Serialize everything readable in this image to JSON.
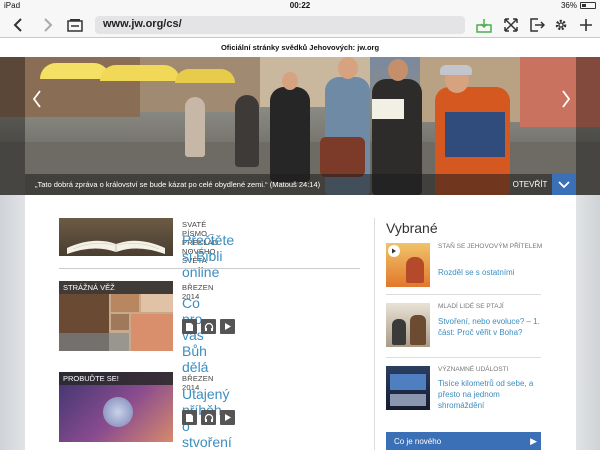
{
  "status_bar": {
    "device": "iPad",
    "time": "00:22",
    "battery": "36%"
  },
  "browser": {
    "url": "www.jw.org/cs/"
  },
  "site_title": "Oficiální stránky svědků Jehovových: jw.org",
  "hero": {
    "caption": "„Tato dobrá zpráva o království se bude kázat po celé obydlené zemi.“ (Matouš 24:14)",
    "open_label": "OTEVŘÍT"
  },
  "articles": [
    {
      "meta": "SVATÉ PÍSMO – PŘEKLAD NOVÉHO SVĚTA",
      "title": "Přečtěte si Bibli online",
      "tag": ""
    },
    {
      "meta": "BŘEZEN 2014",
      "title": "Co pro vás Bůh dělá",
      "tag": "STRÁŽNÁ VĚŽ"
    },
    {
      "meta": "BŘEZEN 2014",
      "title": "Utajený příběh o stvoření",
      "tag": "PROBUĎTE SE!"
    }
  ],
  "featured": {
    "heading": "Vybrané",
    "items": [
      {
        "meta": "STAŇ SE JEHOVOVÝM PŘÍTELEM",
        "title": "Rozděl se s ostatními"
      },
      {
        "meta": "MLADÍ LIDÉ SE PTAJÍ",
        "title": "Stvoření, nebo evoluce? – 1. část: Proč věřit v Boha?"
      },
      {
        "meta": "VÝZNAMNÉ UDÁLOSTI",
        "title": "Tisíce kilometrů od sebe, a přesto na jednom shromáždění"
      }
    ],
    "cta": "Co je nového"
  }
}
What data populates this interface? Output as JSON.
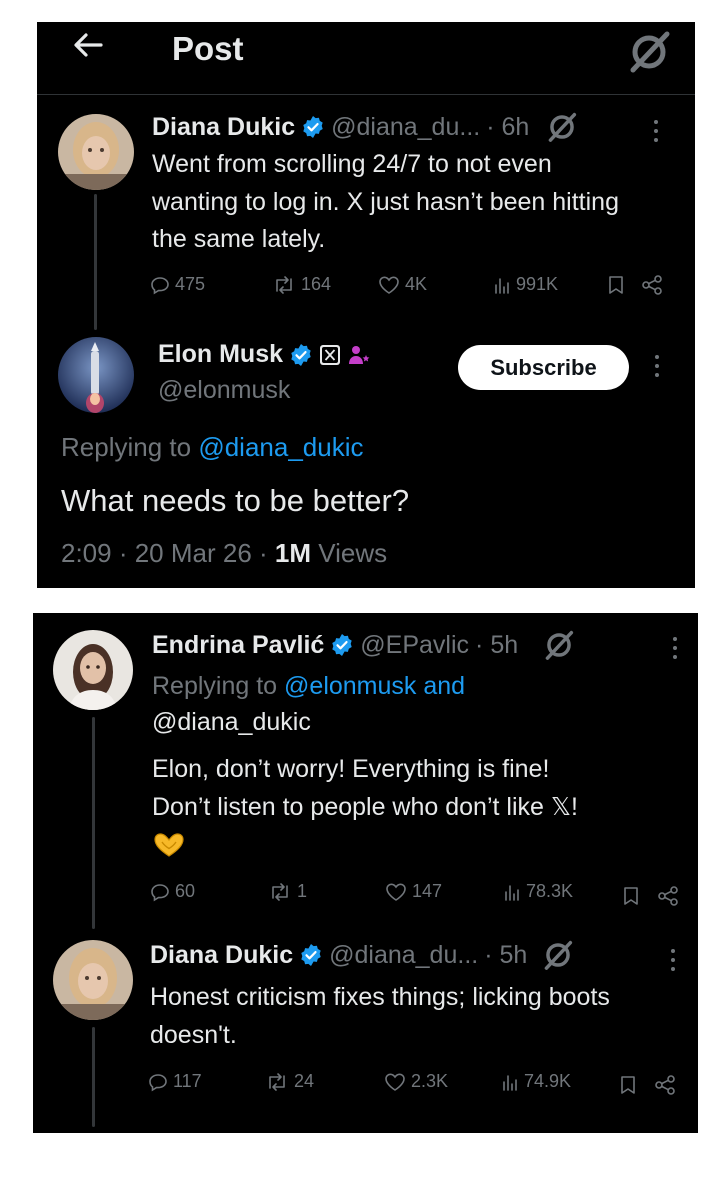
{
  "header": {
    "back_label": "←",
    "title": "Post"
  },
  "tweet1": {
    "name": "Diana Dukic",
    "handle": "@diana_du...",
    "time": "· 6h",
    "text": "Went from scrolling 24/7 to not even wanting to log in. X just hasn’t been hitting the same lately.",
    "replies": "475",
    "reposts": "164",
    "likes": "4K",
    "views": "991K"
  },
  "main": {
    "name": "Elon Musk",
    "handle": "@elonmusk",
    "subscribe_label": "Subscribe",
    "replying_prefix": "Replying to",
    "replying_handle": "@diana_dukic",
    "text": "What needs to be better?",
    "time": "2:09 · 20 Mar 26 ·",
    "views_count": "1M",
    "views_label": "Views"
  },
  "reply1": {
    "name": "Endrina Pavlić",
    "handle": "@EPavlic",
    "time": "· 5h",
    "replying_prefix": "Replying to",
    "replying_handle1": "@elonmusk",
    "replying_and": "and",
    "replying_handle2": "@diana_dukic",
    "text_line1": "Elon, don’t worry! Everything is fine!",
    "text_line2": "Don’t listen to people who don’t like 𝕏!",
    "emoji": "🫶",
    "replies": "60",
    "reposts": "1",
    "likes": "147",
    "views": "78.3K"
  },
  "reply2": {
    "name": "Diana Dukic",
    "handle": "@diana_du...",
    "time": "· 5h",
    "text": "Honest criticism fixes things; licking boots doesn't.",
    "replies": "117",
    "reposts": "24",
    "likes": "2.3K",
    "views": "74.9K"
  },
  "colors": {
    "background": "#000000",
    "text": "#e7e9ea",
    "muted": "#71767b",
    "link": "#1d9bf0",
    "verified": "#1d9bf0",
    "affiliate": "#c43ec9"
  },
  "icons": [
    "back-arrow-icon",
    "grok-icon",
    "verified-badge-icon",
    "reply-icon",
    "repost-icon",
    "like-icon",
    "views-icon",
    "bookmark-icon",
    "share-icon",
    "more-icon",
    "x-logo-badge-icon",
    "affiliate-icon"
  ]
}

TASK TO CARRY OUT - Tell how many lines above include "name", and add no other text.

EXPECTED ANSWER - 4